* **About this task**:
Using the records below, give the number of lines where the word "HelloWorld" appears, with no further output.

* **Provided data**:
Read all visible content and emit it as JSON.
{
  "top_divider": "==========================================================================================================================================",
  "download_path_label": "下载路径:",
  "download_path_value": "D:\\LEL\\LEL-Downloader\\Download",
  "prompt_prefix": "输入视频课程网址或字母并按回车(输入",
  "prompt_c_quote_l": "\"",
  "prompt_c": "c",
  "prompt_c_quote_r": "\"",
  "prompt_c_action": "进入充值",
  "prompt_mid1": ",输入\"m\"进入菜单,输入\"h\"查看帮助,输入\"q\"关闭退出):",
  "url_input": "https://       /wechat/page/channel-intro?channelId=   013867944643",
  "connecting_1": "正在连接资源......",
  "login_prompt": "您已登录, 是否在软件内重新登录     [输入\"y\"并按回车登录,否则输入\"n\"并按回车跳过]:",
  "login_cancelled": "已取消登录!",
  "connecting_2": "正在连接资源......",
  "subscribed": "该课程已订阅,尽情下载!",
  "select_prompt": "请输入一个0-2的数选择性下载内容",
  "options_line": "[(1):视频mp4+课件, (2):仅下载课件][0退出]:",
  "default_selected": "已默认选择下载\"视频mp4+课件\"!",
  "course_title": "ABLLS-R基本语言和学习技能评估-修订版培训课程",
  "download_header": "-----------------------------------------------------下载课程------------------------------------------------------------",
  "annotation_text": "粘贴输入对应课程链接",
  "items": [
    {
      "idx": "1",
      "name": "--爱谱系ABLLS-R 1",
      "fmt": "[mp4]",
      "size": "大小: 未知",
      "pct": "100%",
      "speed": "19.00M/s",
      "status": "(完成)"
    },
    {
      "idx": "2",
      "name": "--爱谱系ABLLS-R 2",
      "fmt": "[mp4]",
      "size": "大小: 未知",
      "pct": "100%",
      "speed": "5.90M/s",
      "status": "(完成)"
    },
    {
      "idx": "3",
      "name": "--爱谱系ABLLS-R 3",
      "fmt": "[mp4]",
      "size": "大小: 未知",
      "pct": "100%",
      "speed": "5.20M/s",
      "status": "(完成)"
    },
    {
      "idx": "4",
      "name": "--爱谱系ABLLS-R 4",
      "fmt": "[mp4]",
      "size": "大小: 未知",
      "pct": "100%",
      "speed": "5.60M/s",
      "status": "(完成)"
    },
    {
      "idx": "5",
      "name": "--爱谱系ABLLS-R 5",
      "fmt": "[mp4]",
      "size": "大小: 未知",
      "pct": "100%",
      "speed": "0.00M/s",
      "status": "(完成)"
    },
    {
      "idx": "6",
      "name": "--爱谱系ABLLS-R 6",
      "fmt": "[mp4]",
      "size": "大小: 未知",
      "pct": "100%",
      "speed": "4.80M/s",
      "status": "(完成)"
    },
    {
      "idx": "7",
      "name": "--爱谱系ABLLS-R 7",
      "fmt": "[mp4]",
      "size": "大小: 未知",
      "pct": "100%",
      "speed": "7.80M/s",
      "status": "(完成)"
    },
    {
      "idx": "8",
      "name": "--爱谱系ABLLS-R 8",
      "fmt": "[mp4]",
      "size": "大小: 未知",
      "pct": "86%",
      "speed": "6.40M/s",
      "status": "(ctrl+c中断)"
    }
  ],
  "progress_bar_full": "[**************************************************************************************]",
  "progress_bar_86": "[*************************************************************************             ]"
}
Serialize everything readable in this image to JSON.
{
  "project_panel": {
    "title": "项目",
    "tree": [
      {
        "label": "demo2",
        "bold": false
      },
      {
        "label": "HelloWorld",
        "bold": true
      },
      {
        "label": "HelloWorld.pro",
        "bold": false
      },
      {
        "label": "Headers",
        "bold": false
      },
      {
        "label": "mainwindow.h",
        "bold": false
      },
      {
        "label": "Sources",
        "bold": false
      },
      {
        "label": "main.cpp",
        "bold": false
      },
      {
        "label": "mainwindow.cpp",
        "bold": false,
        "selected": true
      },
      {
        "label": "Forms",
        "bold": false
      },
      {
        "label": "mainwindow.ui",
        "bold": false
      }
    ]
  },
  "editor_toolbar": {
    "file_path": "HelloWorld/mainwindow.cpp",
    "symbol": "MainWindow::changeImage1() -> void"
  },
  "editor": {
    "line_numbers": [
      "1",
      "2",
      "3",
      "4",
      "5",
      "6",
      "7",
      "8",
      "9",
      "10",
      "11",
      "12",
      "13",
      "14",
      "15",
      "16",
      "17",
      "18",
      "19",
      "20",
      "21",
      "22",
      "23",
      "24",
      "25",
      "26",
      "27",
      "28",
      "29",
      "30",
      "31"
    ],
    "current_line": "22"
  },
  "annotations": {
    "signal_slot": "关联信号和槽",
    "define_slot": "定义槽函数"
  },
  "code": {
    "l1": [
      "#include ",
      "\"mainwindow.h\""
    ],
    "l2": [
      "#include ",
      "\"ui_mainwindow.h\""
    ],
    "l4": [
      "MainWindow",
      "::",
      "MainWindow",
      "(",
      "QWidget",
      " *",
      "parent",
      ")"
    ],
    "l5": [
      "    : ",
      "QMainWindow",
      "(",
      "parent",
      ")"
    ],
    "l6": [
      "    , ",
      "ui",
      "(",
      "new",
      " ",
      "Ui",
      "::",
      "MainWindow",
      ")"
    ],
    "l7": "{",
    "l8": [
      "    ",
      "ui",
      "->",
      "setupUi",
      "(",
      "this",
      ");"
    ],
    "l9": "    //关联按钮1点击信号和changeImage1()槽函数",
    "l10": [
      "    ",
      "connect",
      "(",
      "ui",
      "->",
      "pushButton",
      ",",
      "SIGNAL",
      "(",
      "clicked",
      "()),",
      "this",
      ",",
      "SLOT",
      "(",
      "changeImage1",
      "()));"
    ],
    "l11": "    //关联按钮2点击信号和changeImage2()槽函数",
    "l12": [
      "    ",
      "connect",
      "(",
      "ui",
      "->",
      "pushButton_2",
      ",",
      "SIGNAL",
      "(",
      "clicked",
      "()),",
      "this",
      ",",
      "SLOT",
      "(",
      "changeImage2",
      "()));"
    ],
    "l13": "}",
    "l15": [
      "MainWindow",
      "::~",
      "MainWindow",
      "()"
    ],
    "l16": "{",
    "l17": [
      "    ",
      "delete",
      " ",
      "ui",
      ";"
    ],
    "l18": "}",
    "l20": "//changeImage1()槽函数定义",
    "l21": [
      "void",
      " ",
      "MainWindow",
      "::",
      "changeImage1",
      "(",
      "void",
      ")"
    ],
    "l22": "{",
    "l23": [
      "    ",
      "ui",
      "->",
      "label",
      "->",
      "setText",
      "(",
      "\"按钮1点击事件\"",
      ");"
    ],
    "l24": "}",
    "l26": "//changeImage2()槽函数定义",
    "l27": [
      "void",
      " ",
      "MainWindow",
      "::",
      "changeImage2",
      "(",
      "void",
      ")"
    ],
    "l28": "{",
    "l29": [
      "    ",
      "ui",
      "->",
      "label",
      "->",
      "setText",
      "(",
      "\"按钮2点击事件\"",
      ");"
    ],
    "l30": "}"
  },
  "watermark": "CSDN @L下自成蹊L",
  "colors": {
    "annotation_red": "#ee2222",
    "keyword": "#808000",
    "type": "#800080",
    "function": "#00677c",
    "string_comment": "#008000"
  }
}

* **Solution for this task**:
3